Ultimately what I’m worried about is I want to be sure that the subscribers to topics (and ultimately the users consuming this all in the web browser) all get their events in the same order. I don’t care if A clobbers D, I just want to ensure they all have a consistent state. Imagine 4 users corresponding to the 4 procs mentioned above. If 2 users (proc A’s and proc D’s) each entered a different value in a text box in a browser that was sent to all 4 users via websockets, I don’t care which value they all receive last - i.e. which one “wins” - I just want them all to have the same value. Does Phoenix Channels guarantee that?

it 100% can happen in not the order you expect, particularly if A and D are on different servers.

No, this is a distributed state issue. You either need to bring your own coordinating entity, or use something like a CRDT. This latter thing is actually what Phoenix Presence does, although it is by no means simple.


Thanks @benwilson512. Is the problem exacerbated when A and D are on different servers, or only possible when they’re on different servers?

Exacerbated, but it’s 100% possible even with one server for a variety of reasons.

For one thing, this ^ is a flawed assumption. Subscribers are stored in Registry, which uses a sharded set of :ets tables in :duplicate_bag mode.
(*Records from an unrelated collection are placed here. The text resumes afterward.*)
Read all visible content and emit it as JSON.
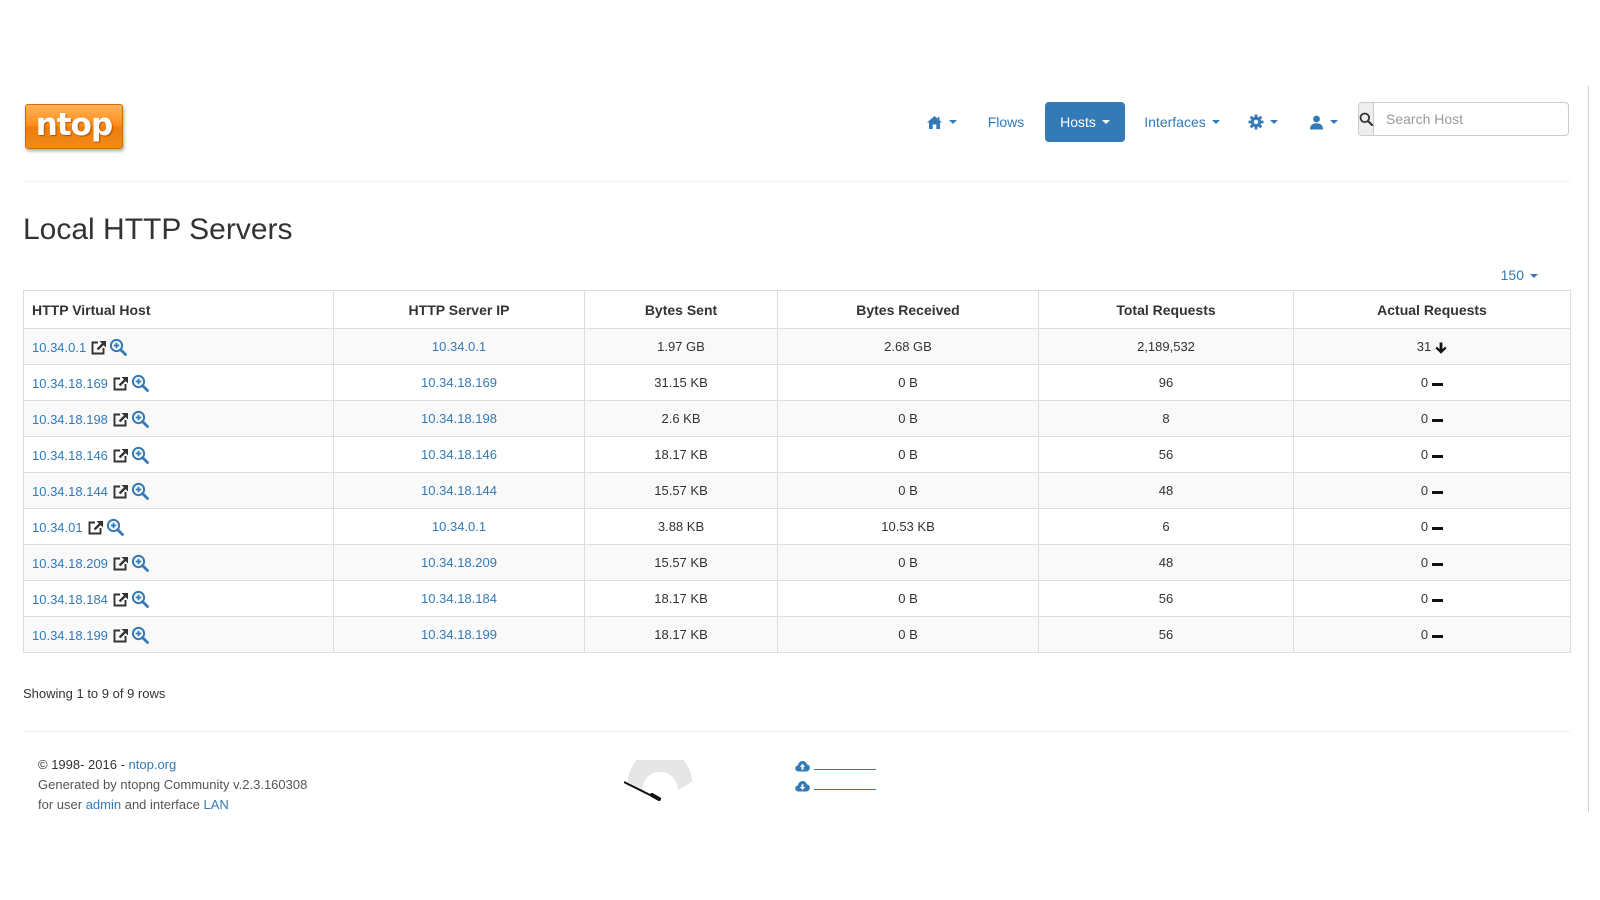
{
  "brand": {
    "logo_text": "ntop"
  },
  "nav": {
    "home_icon": "home-icon",
    "flows": "Flows",
    "hosts": "Hosts",
    "interfaces": "Interfaces",
    "settings_icon": "gear-icon",
    "user_icon": "user-icon",
    "active_color": "#337ab7"
  },
  "search": {
    "placeholder": "Search Host",
    "value": ""
  },
  "page": {
    "title": "Local HTTP Servers",
    "page_size": "150"
  },
  "table": {
    "columns": [
      "HTTP Virtual Host",
      "HTTP Server IP",
      "Bytes Sent",
      "Bytes Received",
      "Total Requests",
      "Actual Requests"
    ],
    "rows": [
      {
        "vhost": "10.34.0.1",
        "ip": "10.34.0.1",
        "sent": "1.97 GB",
        "received": "2.68 GB",
        "total": "2,189,532",
        "actual": "31",
        "trend": "down"
      },
      {
        "vhost": "10.34.18.169",
        "ip": "10.34.18.169",
        "sent": "31.15 KB",
        "received": "0 B",
        "total": "96",
        "actual": "0",
        "trend": "flat"
      },
      {
        "vhost": "10.34.18.198",
        "ip": "10.34.18.198",
        "sent": "2.6 KB",
        "received": "0 B",
        "total": "8",
        "actual": "0",
        "trend": "flat"
      },
      {
        "vhost": "10.34.18.146",
        "ip": "10.34.18.146",
        "sent": "18.17 KB",
        "received": "0 B",
        "total": "56",
        "actual": "0",
        "trend": "flat"
      },
      {
        "vhost": "10.34.18.144",
        "ip": "10.34.18.144",
        "sent": "15.57 KB",
        "received": "0 B",
        "total": "48",
        "actual": "0",
        "trend": "flat"
      },
      {
        "vhost": "10.34.01",
        "ip": "10.34.0.1",
        "sent": "3.88 KB",
        "received": "10.53 KB",
        "total": "6",
        "actual": "0",
        "trend": "flat"
      },
      {
        "vhost": "10.34.18.209",
        "ip": "10.34.18.209",
        "sent": "15.57 KB",
        "received": "0 B",
        "total": "48",
        "actual": "0",
        "trend": "flat"
      },
      {
        "vhost": "10.34.18.184",
        "ip": "10.34.18.184",
        "sent": "18.17 KB",
        "received": "0 B",
        "total": "56",
        "actual": "0",
        "trend": "flat"
      },
      {
        "vhost": "10.34.18.199",
        "ip": "10.34.18.199",
        "sent": "18.17 KB",
        "received": "0 B",
        "total": "56",
        "actual": "0",
        "trend": "flat"
      }
    ]
  },
  "pagination": {
    "summary": "Showing 1 to 9 of 9 rows"
  },
  "footer": {
    "copyright": "© 1998- 2016 - ",
    "site_link": "ntop.org",
    "generated": "Generated by ntopng Community v.2.3.160308",
    "for_user": "for user ",
    "user_link": "admin",
    "and_interface": " and interface ",
    "interface_link": "LAN"
  }
}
There is no real order guarantee here at all between any two invocations, plus the list itself can change between those invocations in a way that may effect the order.

Even if the order was a simple list somewhere, the BEAM simply doesn’t provide the guarantee you’re looking for. If the time between A and D messaging C is sufficiently small, then small differences like which scheduler each process is currently on can cause them to arrive out of order. Message order is only guaranteed between one process and another.